Our judge, Ann Patchett, is the author of five novels: The Patron Saint of Liars, which was a New York Times Notable Book of the Year; Taft, which won the Janet Heidinger Kafka Prize; Bel Canto, which won the PEN/Faulkner Award and the Orange Prize; and Run, which was a New York Times best-seller. She was awarded a Guggenheim Fellowship for The Magician’s Assistant. Her nonfiction book Truth & Beauty was also a New York Times best-seller. Patchett has written for many publications, including The New York Times, The Wall Street Journal, Harper’s Magazine, The Atlantic and The Washington Post. She lives in Nashville, Tenn.

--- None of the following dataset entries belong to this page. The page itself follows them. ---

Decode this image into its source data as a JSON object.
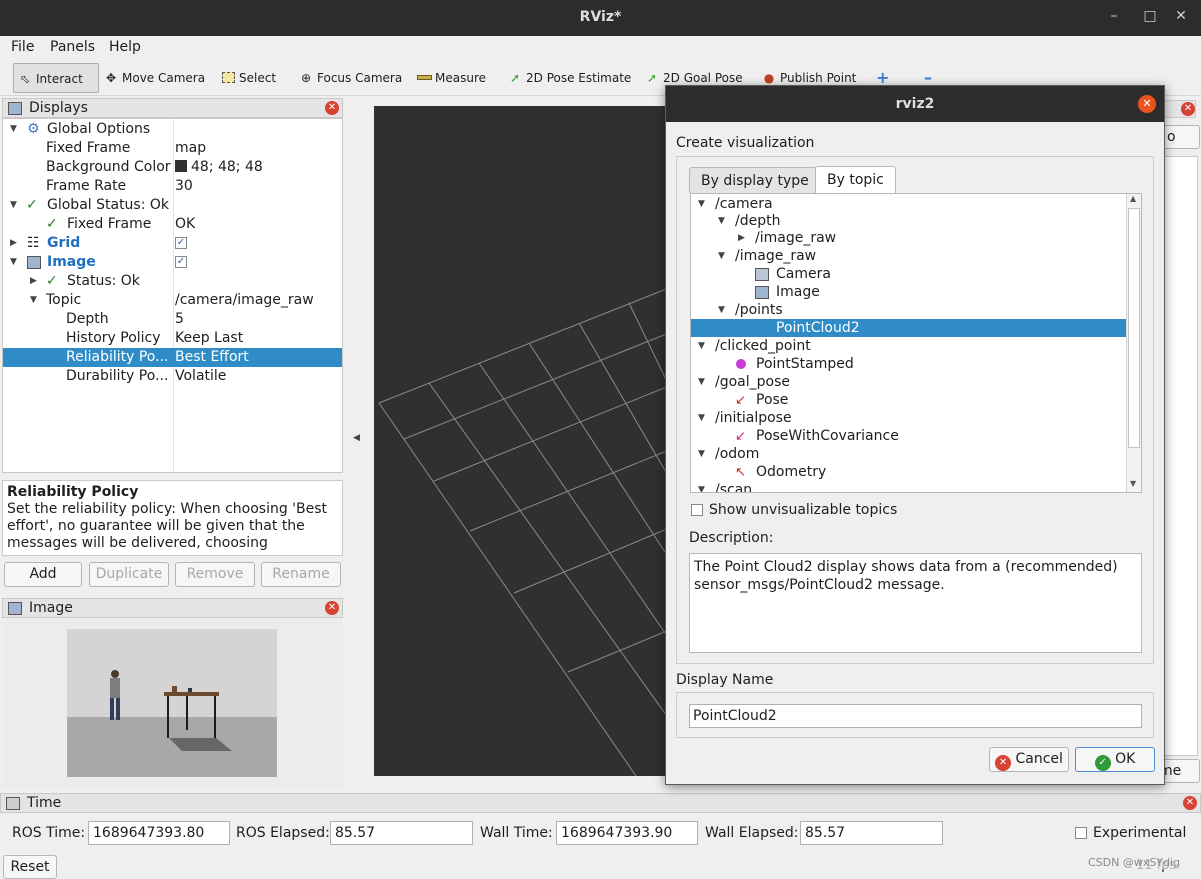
{
  "window": {
    "title": "RViz*"
  },
  "menu": [
    "File",
    "Panels",
    "Help"
  ],
  "toolbar": {
    "interact": "Interact",
    "move_camera": "Move Camera",
    "select": "Select",
    "focus_camera": "Focus Camera",
    "measure": "Measure",
    "pose_estimate": "2D Pose Estimate",
    "goal_pose": "2D Goal Pose",
    "publish_point": "Publish Point"
  },
  "displays": {
    "title": "Displays",
    "rows": {
      "global_options": "Global Options",
      "fixed_frame_k": "Fixed Frame",
      "fixed_frame_v": "map",
      "bg_color_k": "Background Color",
      "bg_color_v": "48; 48; 48",
      "frame_rate_k": "Frame Rate",
      "frame_rate_v": "30",
      "global_status": "Global Status: Ok",
      "gs_fixed_frame_k": "Fixed Frame",
      "gs_fixed_frame_v": "OK",
      "grid": "Grid",
      "image": "Image",
      "status_ok": "Status: Ok",
      "topic_k": "Topic",
      "topic_v": "/camera/image_raw",
      "depth_k": "Depth",
      "depth_v": "5",
      "history_k": "History Policy",
      "history_v": "Keep Last",
      "reliability_k": "Reliability Po...",
      "reliability_v": "Best Effort",
      "durability_k": "Durability Po...",
      "durability_v": "Volatile"
    },
    "description_title": "Reliability Policy",
    "description_text": "Set the reliability policy: When choosing 'Best effort', no guarantee will be given that the messages will be delivered, choosing",
    "buttons": {
      "add": "Add",
      "duplicate": "Duplicate",
      "remove": "Remove",
      "rename": "Rename"
    }
  },
  "image_panel": {
    "title": "Image"
  },
  "time": {
    "title": "Time",
    "ros_time_label": "ROS Time:",
    "ros_time": "1689647393.80",
    "ros_elapsed_label": "ROS Elapsed:",
    "ros_elapsed": "85.57",
    "wall_time_label": "Wall Time:",
    "wall_time": "1689647393.90",
    "wall_elapsed_label": "Wall Elapsed:",
    "wall_elapsed": "85.57",
    "experimental": "Experimental",
    "reset": "Reset",
    "fps": "11 fps"
  },
  "right_panel": {
    "partial_1": "o",
    "partial_2": "me"
  },
  "watermark": "CSDN @wxSYdig",
  "dialog": {
    "title": "rviz2",
    "create_label": "Create visualization",
    "tab_display_type": "By display type",
    "tab_topic": "By topic",
    "tree": {
      "camera": "/camera",
      "depth": "/depth",
      "depth_image_raw": "/image_raw",
      "image_raw": "/image_raw",
      "camera_item": "Camera",
      "image_item": "Image",
      "points": "/points",
      "pointcloud2": "PointCloud2",
      "clicked_point": "/clicked_point",
      "point_stamped": "PointStamped",
      "goal_pose": "/goal_pose",
      "pose": "Pose",
      "initialpose": "/initialpose",
      "pose_cov": "PoseWithCovariance",
      "odom": "/odom",
      "odometry": "Odometry",
      "scan": "/scan"
    },
    "show_unvisualizable": "Show unvisualizable topics",
    "description_label": "Description:",
    "description_text": "The Point Cloud2 display shows data from a (recommended) sensor_msgs/PointCloud2 message.",
    "display_name_label": "Display Name",
    "display_name_value": "PointCloud2",
    "cancel": "Cancel",
    "ok": "OK"
  }
}
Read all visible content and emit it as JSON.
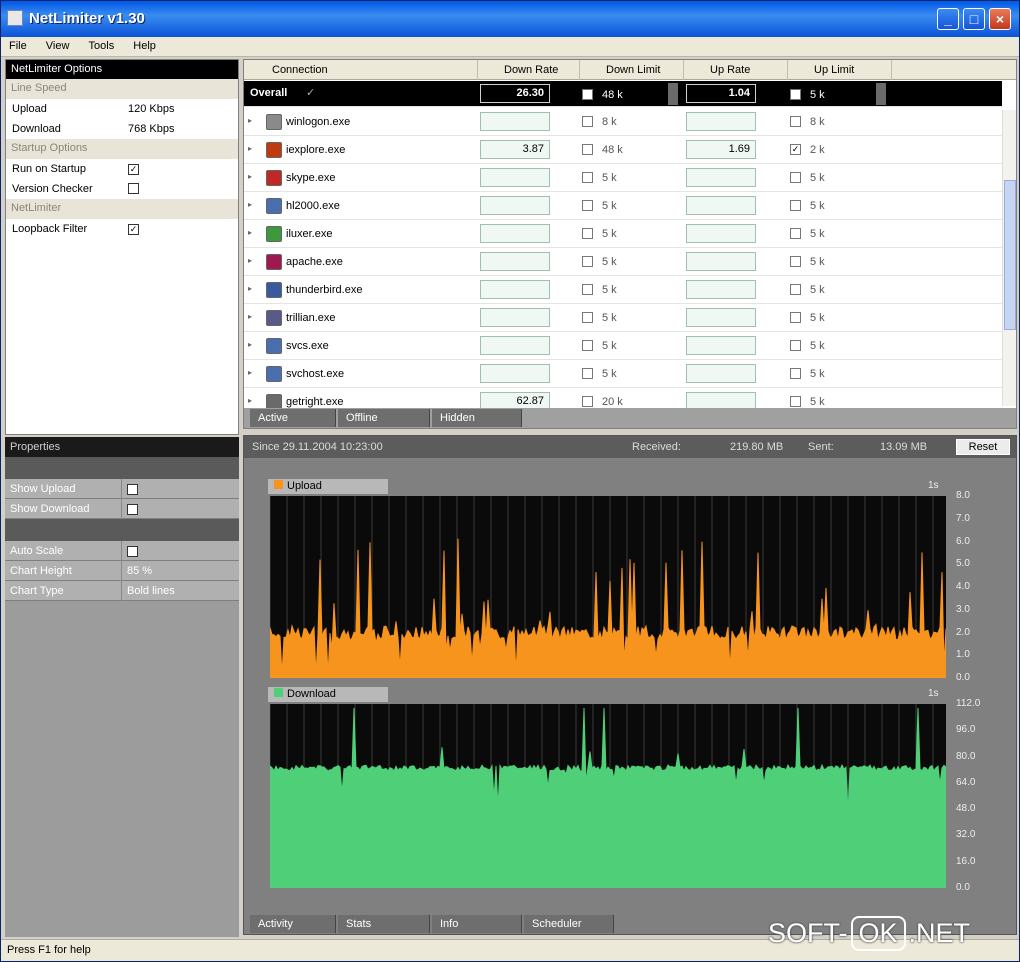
{
  "window": {
    "title": "NetLimiter v1.30"
  },
  "menu": [
    "File",
    "View",
    "Tools",
    "Help"
  ],
  "options_panel": {
    "title": "NetLimiter Options",
    "categories": [
      {
        "name": "Line Speed",
        "rows": [
          {
            "label": "Upload",
            "value": "120 Kbps"
          },
          {
            "label": "Download",
            "value": "768 Kbps"
          }
        ]
      },
      {
        "name": "Startup Options",
        "rows": [
          {
            "label": "Run on Startup",
            "checked": true
          },
          {
            "label": "Version Checker",
            "checked": false
          }
        ]
      },
      {
        "name": "NetLimiter",
        "rows": [
          {
            "label": "Loopback Filter",
            "checked": true
          }
        ]
      }
    ]
  },
  "properties_panel": {
    "title": "Properties",
    "group1": [
      {
        "label": "Show Upload",
        "checked": true
      },
      {
        "label": "Show Download",
        "checked": true
      }
    ],
    "group2": [
      {
        "label": "Auto Scale",
        "checked": true
      },
      {
        "label": "Chart Height",
        "value": "85 %"
      },
      {
        "label": "Chart Type",
        "value": "Bold lines"
      }
    ]
  },
  "grid": {
    "columns": [
      "Connection",
      "Down Rate",
      "Down Limit",
      "Up Rate",
      "Up Limit"
    ],
    "overall": {
      "name": "Overall",
      "down_rate": "26.30",
      "down_limit": "48 k",
      "up_rate": "1.04",
      "up_limit": "5 k"
    },
    "rows": [
      {
        "name": "winlogon.exe",
        "down_rate": "",
        "down_limit": "8 k",
        "up_rate": "",
        "up_limit": "8 k",
        "up_checked": false,
        "color": "#8a8a8a"
      },
      {
        "name": "iexplore.exe",
        "down_rate": "3.87",
        "down_limit": "48 k",
        "up_rate": "1.69",
        "up_limit": "2 k",
        "up_checked": true,
        "color": "#c03a10"
      },
      {
        "name": "skype.exe",
        "down_rate": "",
        "down_limit": "5 k",
        "up_rate": "",
        "up_limit": "5 k",
        "up_checked": false,
        "color": "#c02828"
      },
      {
        "name": "hl2000.exe",
        "down_rate": "",
        "down_limit": "5 k",
        "up_rate": "",
        "up_limit": "5 k",
        "up_checked": false,
        "color": "#4a6fb0"
      },
      {
        "name": "iluxer.exe",
        "down_rate": "",
        "down_limit": "5 k",
        "up_rate": "",
        "up_limit": "5 k",
        "up_checked": false,
        "color": "#3c9a3c"
      },
      {
        "name": "apache.exe",
        "down_rate": "",
        "down_limit": "5 k",
        "up_rate": "",
        "up_limit": "5 k",
        "up_checked": false,
        "color": "#a01850"
      },
      {
        "name": "thunderbird.exe",
        "down_rate": "",
        "down_limit": "5 k",
        "up_rate": "",
        "up_limit": "5 k",
        "up_checked": false,
        "color": "#3a5aa0"
      },
      {
        "name": "trillian.exe",
        "down_rate": "",
        "down_limit": "5 k",
        "up_rate": "",
        "up_limit": "5 k",
        "up_checked": false,
        "color": "#5a5a8a"
      },
      {
        "name": "svcs.exe",
        "down_rate": "",
        "down_limit": "5 k",
        "up_rate": "",
        "up_limit": "5 k",
        "up_checked": false,
        "color": "#4a6fb0"
      },
      {
        "name": "svchost.exe",
        "down_rate": "",
        "down_limit": "5 k",
        "up_rate": "",
        "up_limit": "5 k",
        "up_checked": false,
        "color": "#4a6fb0"
      },
      {
        "name": "getright.exe",
        "down_rate": "62.87",
        "down_limit": "20 k",
        "up_rate": "",
        "up_limit": "5 k",
        "up_checked": false,
        "color": "#6a6a6a"
      }
    ],
    "tabs": [
      "Active",
      "Offline",
      "Hidden"
    ]
  },
  "charts": {
    "since": "Since 29.11.2004 10:23:00",
    "received_label": "Received:",
    "received_value": "219.80 MB",
    "sent_label": "Sent:",
    "sent_value": "13.09 MB",
    "reset_label": "Reset",
    "upload": {
      "title": "Upload",
      "color": "#f7941d",
      "ticks": [
        "8.0",
        "7.0",
        "6.0",
        "5.0",
        "4.0",
        "3.0",
        "2.0",
        "1.0",
        "0.0"
      ]
    },
    "download": {
      "title": "Download",
      "color": "#4ecf78",
      "ticks": [
        "112.0",
        "96.0",
        "80.0",
        "64.0",
        "48.0",
        "32.0",
        "16.0",
        "0.0"
      ]
    },
    "tabs": [
      "Activity",
      "Stats",
      "Info",
      "Scheduler"
    ]
  },
  "status": {
    "text": "Press F1 for help"
  },
  "watermark": {
    "left": "SOFT-",
    "ok": "OK",
    "right": ".NET"
  }
}
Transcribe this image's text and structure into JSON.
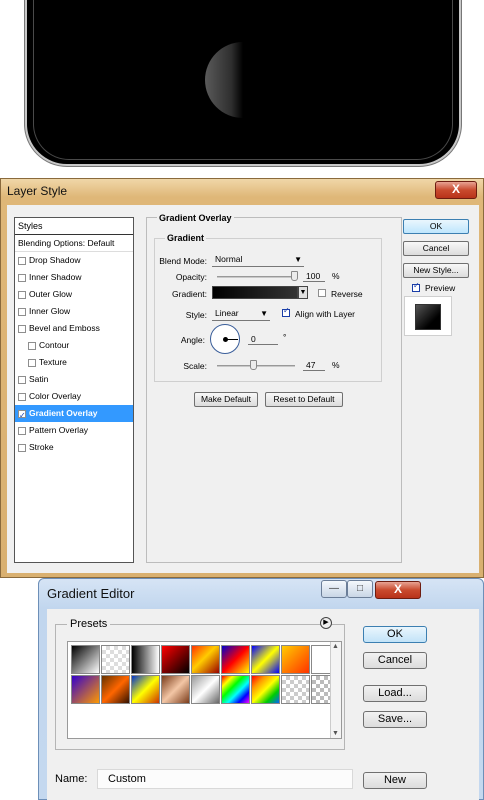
{
  "layer_style": {
    "title": "Layer Style",
    "close_label": "X",
    "styles_header": "Styles",
    "items": [
      {
        "label": "Blending Options: Default",
        "checkbox": false,
        "checked": false,
        "sub": false,
        "selected": false
      },
      {
        "label": "Drop Shadow",
        "checkbox": true,
        "checked": false,
        "sub": false,
        "selected": false
      },
      {
        "label": "Inner Shadow",
        "checkbox": true,
        "checked": false,
        "sub": false,
        "selected": false
      },
      {
        "label": "Outer Glow",
        "checkbox": true,
        "checked": false,
        "sub": false,
        "selected": false
      },
      {
        "label": "Inner Glow",
        "checkbox": true,
        "checked": false,
        "sub": false,
        "selected": false
      },
      {
        "label": "Bevel and Emboss",
        "checkbox": true,
        "checked": false,
        "sub": false,
        "selected": false
      },
      {
        "label": "Contour",
        "checkbox": true,
        "checked": false,
        "sub": true,
        "selected": false
      },
      {
        "label": "Texture",
        "checkbox": true,
        "checked": false,
        "sub": true,
        "selected": false
      },
      {
        "label": "Satin",
        "checkbox": true,
        "checked": false,
        "sub": false,
        "selected": false
      },
      {
        "label": "Color Overlay",
        "checkbox": true,
        "checked": false,
        "sub": false,
        "selected": false
      },
      {
        "label": "Gradient Overlay",
        "checkbox": true,
        "checked": true,
        "sub": false,
        "selected": true
      },
      {
        "label": "Pattern Overlay",
        "checkbox": true,
        "checked": false,
        "sub": false,
        "selected": false
      },
      {
        "label": "Stroke",
        "checkbox": true,
        "checked": false,
        "sub": false,
        "selected": false
      }
    ],
    "panel_title": "Gradient Overlay",
    "group_title": "Gradient",
    "blend_mode_label": "Blend Mode:",
    "blend_mode_value": "Normal",
    "opacity_label": "Opacity:",
    "opacity_value": "100",
    "opacity_fraction": 1.0,
    "percent": "%",
    "gradient_label": "Gradient:",
    "reverse_label": "Reverse",
    "reverse_checked": false,
    "style_label": "Style:",
    "style_value": "Linear",
    "align_label": "Align with Layer",
    "align_checked": true,
    "angle_label": "Angle:",
    "angle_value": "0",
    "degree": "°",
    "scale_label": "Scale:",
    "scale_value": "47",
    "scale_fraction": 0.47,
    "make_default": "Make Default",
    "reset_default": "Reset to Default",
    "ok": "OK",
    "cancel": "Cancel",
    "new_style": "New Style...",
    "preview_label": "Preview",
    "preview_checked": true
  },
  "gradient_editor": {
    "title": "Gradient Editor",
    "presets_label": "Presets",
    "ok": "OK",
    "cancel": "Cancel",
    "load": "Load...",
    "save": "Save...",
    "name_label": "Name:",
    "name_value": "Custom",
    "new": "New",
    "presets": [
      "linear-gradient(135deg,#000 0%,#fff 100%)",
      "repeating-conic-gradient(#ddd 0% 25%, #fff 0% 50%) 0 0/8px 8px",
      "linear-gradient(90deg,#000 0%,#fff 100%)",
      "linear-gradient(135deg,#ff0000 0%,#000 100%)",
      "linear-gradient(135deg,#ff3300 0%,#ffcc00 45%,#990000 100%)",
      "linear-gradient(135deg,#0000cc 0%,#ff0000 50%,#ffff00 100%)",
      "linear-gradient(135deg,#0000ff 0%,#ffff00 50%,#0000ff 100%)",
      "linear-gradient(135deg,#ffcc00 0%,#ff3300 100%)",
      "linear-gradient(135deg,#ffffff 0%,#ffffff 100%)",
      "linear-gradient(135deg,#3300cc 0%,#ff9900 100%)",
      "linear-gradient(135deg,#663300 0%,#ff6600 50%,#331100 100%)",
      "linear-gradient(135deg,#0033cc 0%,#ffff00 50%,#cc3300 100%)",
      "linear-gradient(135deg,#7a3b1a 0%,#f3c6a5 50%,#7a3b1a 100%)",
      "linear-gradient(135deg,#999 0%,#fff 50%,#666 100%)",
      "linear-gradient(135deg,#ff0000,#ffff00,#00ff00,#00ffff,#0000ff,#ff00ff)",
      "linear-gradient(135deg,#ff0000 0%,#ff9900 25%,#ffff00 50%,#00cc00 75%,#0066ff 100%)",
      "repeating-conic-gradient(#ccc 0% 25%, #fff 0% 50%) 0 0/8px 8px",
      "repeating-conic-gradient(#bbb 0% 25%, #fff 0% 50%) 0 0/8px 8px"
    ]
  }
}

You submitted nearly 4,000 original short stories for Round Four of our Three-Minute Fiction contest, and our judge, the acclaimed author Ann Patchett, has picked a winner.
As always, the stories had to be 600 words or fewer — fiction that can be read in roughly three minutes. This round, however, the stories had to include four words: "plant," "button," "trick" and "fly."
We had students from the Iowa Writers' Workshop help us select about 200 stories for Patchett to read. Patchett tells NPR's Guy Raz that even though she picked more finalists than she was supposed to, in the end there was no contest. "I knew who the winner was going to be."
"The way he used all four of the words," Patchett says, "I didn't see anyone else use the words in these ways. And aside from that, it's just a great piece of writing."
In Ben Yosef's story, two men spend a hot, static afternoon in an Astoria apartment. Their lazy dialogue masks an underlying tension as the ex-lovers redefine their relationship.
"What I think constitutes a good short story is something where they use a small amount of time to capture a moment where things are shifting." Patchett explains.
"This is a very small moment. It takes place in real time, it's one conversation, but you really feel the subtle shift in their relationship. They don't quite know where they're going, but they're going forward in some way in the end of this story, and I love that."
"Boy, Yoav, if you haven't been writing, time to get back to work," Patchett tells Ben Yosef. "Because this is what you should be doing."
The irony, Ben Yosef says, is that most of his writing lately has been more about giving up writing. After finishing an MFA program in creative writing, "I was sort of was having a little bit of an identity crisis for a year."
"Every writer worth their salt needs to have a year of an identity crisis," Patchett laughs. "You wouldn't be a writer without one."
"Just the fact that you pulled this really hard thing off makes me have a lot of confidence in you," she tells him. "I hope that what the prize ultimately will be is that it will give you a lot of confidence in yourself."
In the meantime, Ben Yosef will receive signed copies of Patchett's books Truth and Beauty and What now?.
We're taking a break from Three-Minute Fiction for just a little while. But we'll be back with new judges, new challenges — and, of course, new stories from you.